Where does the word "threads" show up in the records? Copy every line that has it.

--- START ---

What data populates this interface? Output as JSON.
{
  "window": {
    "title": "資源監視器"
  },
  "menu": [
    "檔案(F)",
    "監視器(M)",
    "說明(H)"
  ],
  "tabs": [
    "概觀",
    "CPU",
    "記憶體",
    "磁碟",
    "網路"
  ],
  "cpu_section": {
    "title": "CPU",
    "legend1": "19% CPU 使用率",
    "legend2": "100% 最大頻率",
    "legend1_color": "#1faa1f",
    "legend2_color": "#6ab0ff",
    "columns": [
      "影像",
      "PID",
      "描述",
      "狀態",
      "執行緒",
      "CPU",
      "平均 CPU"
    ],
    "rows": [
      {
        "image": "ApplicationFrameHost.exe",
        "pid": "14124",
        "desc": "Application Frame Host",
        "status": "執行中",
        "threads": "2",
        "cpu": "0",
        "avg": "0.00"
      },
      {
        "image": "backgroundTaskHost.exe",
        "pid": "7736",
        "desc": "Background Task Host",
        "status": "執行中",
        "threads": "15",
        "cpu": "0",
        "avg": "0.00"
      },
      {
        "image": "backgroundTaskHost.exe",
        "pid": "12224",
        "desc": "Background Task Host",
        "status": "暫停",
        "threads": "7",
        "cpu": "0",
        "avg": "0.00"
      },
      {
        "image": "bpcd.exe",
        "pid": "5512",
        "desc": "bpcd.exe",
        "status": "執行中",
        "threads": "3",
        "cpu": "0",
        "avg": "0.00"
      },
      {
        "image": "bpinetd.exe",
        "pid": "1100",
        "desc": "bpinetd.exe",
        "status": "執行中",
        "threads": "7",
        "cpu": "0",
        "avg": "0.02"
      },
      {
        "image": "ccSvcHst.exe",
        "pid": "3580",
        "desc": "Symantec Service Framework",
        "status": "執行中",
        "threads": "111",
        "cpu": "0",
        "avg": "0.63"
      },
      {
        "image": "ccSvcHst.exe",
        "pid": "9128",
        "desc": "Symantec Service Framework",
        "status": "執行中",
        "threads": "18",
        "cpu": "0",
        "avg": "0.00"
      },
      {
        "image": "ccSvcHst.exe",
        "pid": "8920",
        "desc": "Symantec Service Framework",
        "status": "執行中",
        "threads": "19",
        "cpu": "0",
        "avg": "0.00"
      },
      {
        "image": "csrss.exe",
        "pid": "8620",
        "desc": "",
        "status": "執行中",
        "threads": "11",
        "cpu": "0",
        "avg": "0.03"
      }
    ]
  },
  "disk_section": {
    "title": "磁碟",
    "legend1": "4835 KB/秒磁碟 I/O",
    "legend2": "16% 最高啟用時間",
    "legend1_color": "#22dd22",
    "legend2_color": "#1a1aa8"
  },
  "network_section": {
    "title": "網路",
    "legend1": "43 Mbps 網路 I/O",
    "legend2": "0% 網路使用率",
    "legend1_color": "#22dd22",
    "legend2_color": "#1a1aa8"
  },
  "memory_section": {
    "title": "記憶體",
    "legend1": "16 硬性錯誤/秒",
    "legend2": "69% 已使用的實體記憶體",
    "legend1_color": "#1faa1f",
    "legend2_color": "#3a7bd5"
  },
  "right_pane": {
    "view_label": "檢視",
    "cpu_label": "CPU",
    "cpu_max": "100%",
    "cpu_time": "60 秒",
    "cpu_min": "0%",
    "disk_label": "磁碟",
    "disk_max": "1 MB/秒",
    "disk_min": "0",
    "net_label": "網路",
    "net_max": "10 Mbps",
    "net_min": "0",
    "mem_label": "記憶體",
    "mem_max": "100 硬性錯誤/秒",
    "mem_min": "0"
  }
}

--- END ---

— Solution to the exercise —
        "threads": "2",
        "threads": "15",
        "threads": "7",
        "threads": "3",
        "threads": "7",
        "threads": "111",
        "threads": "18",
        "threads": "19",
        "threads": "11",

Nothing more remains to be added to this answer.